TASK STATEMENT ▸ Among the lines of this material, find those holding the word "kind" and report how many there are, with nothing added.
══ STORED DATA ══
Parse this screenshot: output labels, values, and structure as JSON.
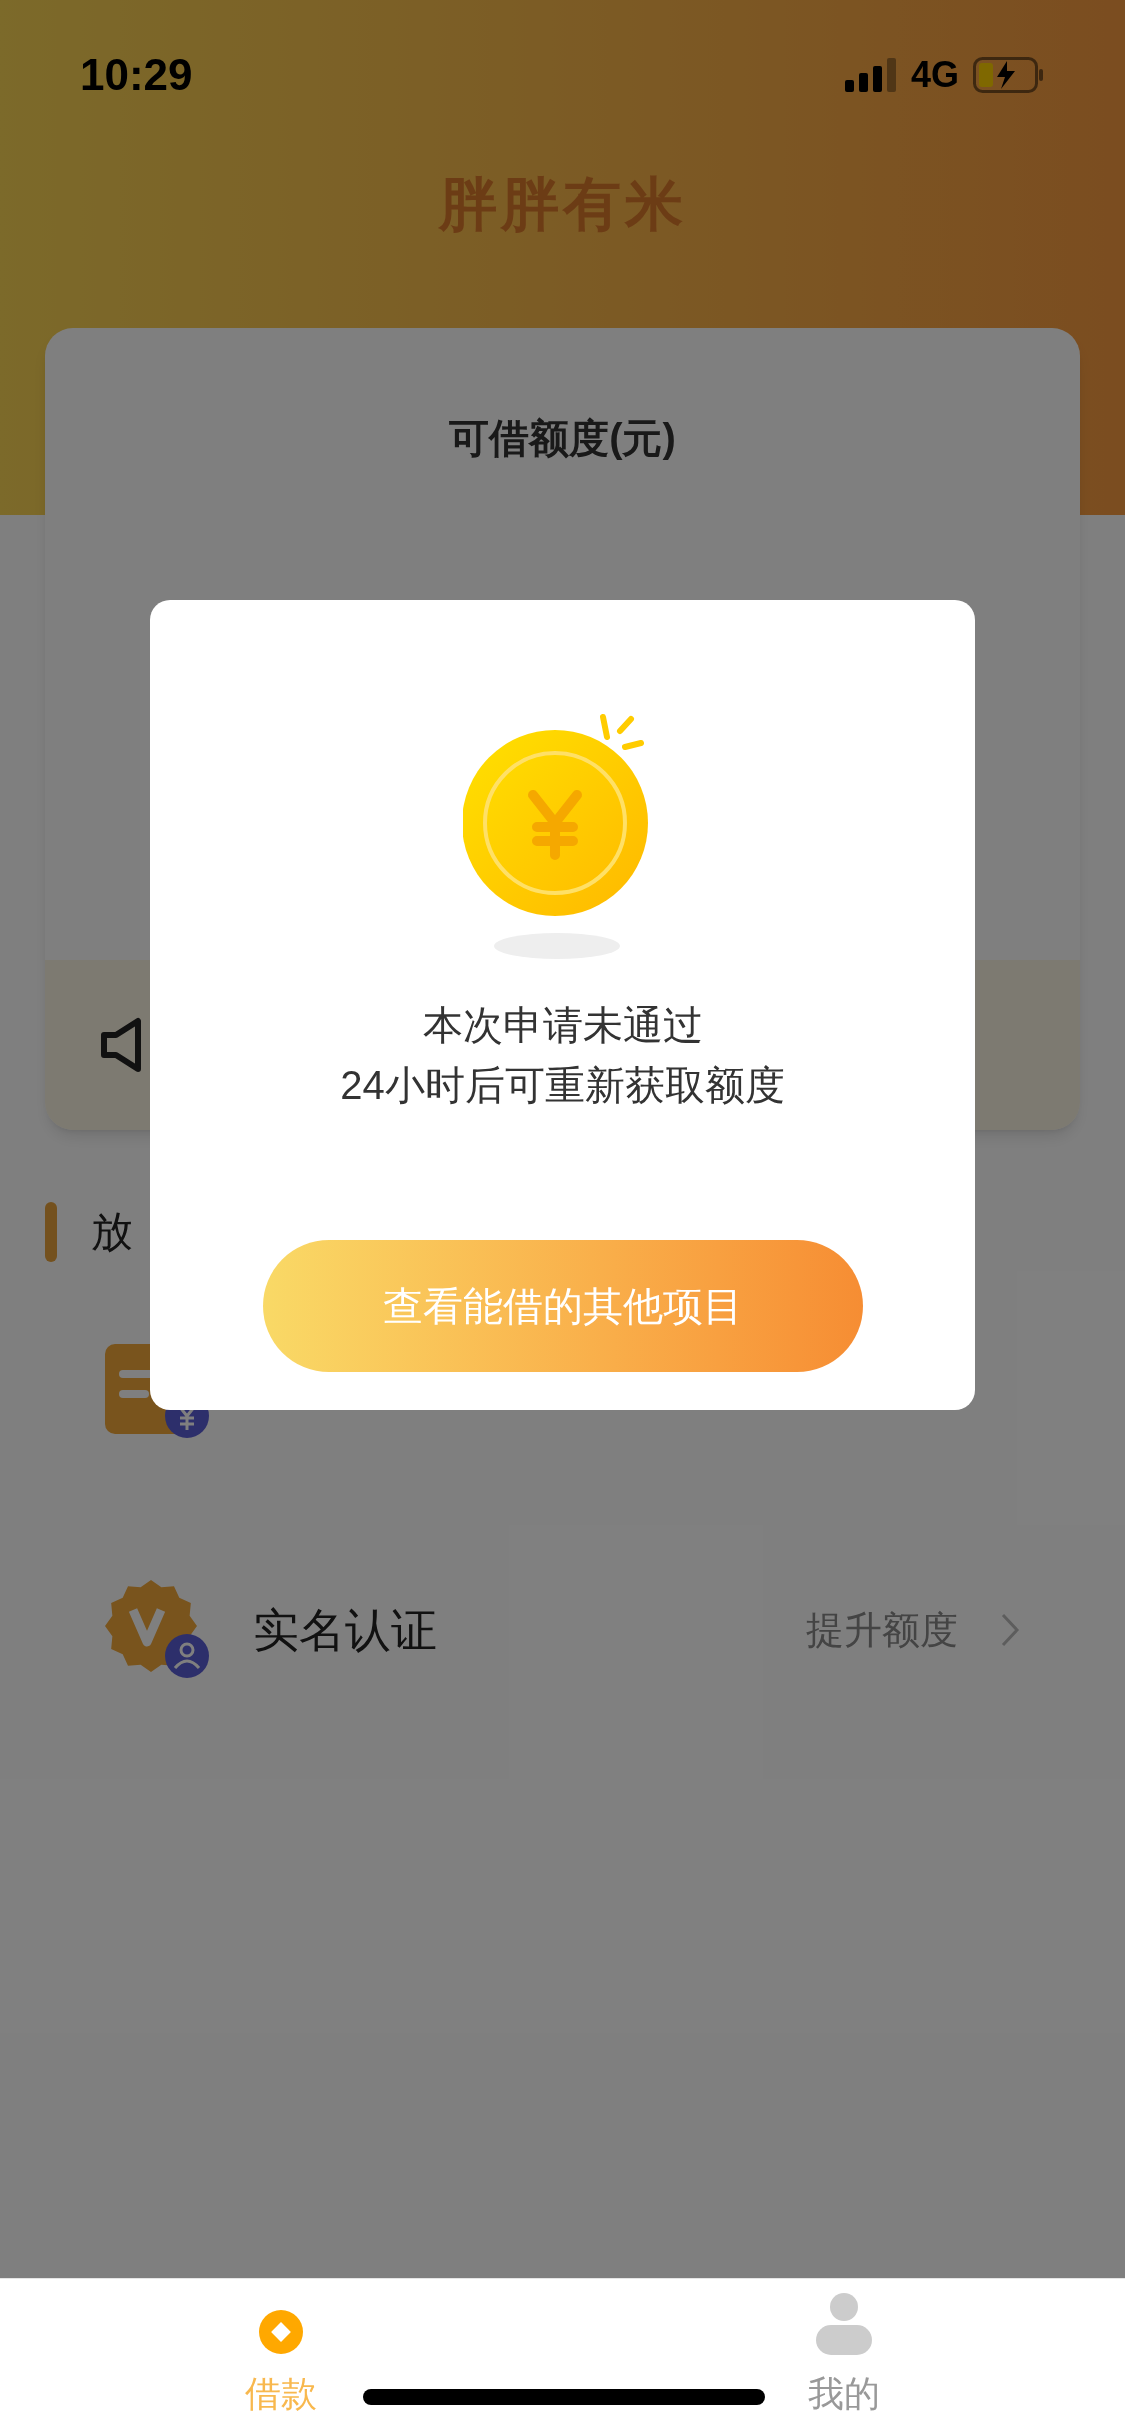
{
  "status_bar": {
    "time": "10:29",
    "network": "4G"
  },
  "header": {
    "title": "胖胖有米"
  },
  "credit_card": {
    "label": "可借额度(元)"
  },
  "section": {
    "title": "放"
  },
  "menu": [
    {
      "kind": "loans"
    },
    {
      "kind": "verify",
      "label": "实名认证",
      "action": "提升额度"
    }
  ],
  "dialog": {
    "message_lines": [
      "本次申请未通过",
      "24小时后可重新获取额度"
    ],
    "button": "查看能借的其他项目"
  },
  "tab_bar": [
    {
      "kind": "loan",
      "label": "借款",
      "selected": true
    },
    {
      "kind": "profile",
      "label": "我的",
      "selected": false
    }
  ]
}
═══
RESULT OF THE TASK ▸ 4